## Problem to work on
Please copy each line below that contains the word "Sign".

----- Data extracts

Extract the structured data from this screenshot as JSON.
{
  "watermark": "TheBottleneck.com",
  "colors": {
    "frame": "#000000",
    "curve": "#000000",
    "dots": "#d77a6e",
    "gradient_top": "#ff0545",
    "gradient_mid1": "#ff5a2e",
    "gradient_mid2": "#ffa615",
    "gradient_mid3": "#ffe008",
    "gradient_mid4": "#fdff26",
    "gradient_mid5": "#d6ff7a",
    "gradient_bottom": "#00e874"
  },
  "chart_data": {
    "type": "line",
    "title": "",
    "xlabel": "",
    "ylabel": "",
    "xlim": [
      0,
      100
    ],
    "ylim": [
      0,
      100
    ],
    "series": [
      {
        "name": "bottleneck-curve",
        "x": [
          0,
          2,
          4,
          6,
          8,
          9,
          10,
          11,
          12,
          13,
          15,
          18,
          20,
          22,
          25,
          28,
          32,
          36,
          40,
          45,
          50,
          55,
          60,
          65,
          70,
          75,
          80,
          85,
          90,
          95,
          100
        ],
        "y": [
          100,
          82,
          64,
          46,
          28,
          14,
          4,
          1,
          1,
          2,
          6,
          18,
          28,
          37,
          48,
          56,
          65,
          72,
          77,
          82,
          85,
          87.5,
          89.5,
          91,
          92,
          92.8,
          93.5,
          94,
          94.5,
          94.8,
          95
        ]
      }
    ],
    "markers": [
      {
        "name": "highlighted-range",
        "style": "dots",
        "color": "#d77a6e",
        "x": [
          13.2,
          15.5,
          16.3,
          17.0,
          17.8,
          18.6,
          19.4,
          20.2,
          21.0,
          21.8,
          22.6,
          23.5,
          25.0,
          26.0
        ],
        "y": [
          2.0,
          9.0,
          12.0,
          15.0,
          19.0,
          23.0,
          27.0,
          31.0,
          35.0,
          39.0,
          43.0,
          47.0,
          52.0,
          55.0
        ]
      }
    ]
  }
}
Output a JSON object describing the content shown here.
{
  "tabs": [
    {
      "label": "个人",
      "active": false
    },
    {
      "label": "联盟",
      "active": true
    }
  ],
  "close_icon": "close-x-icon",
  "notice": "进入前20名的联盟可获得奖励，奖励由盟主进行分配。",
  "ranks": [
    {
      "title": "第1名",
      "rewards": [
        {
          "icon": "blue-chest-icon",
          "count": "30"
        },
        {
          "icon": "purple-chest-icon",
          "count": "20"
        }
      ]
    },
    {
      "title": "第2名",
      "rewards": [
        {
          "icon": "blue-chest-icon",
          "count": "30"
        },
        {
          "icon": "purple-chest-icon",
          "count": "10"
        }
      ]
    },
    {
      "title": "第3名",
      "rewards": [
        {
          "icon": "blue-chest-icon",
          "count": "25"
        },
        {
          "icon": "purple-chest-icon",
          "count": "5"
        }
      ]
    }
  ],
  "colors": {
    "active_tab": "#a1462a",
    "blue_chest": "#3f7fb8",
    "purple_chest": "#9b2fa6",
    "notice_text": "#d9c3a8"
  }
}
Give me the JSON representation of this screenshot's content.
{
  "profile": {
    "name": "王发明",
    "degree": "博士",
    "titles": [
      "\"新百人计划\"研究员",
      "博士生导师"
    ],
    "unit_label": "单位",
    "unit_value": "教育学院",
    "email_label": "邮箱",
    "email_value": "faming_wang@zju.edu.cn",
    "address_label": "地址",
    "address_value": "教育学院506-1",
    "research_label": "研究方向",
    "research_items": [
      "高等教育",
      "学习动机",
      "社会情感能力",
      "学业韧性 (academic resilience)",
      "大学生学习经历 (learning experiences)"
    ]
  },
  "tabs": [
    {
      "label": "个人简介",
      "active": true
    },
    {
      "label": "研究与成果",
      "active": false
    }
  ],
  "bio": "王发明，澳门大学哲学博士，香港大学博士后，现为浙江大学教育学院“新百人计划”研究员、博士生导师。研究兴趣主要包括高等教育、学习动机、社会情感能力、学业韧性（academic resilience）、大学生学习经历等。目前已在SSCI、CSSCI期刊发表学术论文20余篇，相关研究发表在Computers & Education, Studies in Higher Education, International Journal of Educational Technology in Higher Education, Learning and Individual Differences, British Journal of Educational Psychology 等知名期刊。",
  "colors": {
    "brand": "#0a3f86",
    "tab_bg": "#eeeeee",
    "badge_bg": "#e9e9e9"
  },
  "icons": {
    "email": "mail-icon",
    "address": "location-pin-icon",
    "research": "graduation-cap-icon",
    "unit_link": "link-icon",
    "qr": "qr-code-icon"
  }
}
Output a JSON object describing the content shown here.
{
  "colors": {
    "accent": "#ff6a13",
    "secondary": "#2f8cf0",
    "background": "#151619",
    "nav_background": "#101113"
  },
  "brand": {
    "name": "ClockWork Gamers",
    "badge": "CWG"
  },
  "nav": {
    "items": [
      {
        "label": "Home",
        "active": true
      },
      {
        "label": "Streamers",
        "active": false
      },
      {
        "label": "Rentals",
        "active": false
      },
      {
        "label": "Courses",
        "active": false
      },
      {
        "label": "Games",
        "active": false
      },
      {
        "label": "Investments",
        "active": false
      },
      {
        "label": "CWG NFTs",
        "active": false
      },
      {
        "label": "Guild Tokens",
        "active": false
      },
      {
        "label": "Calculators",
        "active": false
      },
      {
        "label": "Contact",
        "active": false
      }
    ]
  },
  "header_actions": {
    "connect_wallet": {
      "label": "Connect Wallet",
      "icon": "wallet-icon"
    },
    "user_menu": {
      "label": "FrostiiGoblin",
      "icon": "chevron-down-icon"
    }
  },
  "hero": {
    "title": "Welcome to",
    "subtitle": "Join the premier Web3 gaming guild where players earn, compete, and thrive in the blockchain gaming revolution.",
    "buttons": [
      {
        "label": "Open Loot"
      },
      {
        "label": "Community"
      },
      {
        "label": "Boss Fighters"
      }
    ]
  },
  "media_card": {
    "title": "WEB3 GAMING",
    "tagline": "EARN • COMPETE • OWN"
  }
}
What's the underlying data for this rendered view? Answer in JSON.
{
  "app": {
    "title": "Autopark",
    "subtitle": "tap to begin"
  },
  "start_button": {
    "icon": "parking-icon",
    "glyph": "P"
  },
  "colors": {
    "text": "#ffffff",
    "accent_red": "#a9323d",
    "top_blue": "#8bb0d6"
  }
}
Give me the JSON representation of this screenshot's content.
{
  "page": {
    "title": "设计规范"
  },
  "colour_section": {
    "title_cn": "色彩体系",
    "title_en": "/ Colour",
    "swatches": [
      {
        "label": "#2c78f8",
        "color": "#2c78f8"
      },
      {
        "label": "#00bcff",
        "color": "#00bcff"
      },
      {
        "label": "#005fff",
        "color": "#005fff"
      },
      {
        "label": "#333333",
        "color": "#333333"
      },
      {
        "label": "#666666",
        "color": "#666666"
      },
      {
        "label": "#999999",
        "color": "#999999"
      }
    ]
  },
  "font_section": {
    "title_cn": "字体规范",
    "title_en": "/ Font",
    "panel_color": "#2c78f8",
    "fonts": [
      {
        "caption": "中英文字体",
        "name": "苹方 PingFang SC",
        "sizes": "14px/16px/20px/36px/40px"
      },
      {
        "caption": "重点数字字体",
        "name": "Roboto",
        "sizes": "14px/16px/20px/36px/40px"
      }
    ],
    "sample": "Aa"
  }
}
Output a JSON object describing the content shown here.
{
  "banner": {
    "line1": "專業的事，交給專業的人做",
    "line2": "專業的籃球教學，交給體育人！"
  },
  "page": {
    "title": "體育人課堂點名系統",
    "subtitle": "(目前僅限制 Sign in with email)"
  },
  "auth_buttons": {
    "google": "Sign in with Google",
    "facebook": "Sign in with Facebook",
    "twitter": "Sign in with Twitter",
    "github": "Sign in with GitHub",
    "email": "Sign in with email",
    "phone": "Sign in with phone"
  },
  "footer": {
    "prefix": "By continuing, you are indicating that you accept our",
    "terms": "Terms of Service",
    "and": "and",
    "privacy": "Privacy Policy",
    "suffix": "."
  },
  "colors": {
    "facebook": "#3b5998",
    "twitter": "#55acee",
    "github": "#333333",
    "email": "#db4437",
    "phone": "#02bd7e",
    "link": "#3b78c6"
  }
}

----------

## Solved exercise
    "subtitle": "(目前僅限制 Sign in with email)"
    "google": "Sign in with Google",
    "facebook": "Sign in with Facebook",
    "twitter": "Sign in with Twitter",
    "github": "Sign in with GitHub",
    "email": "Sign in with email",
    "phone": "Sign in with phone"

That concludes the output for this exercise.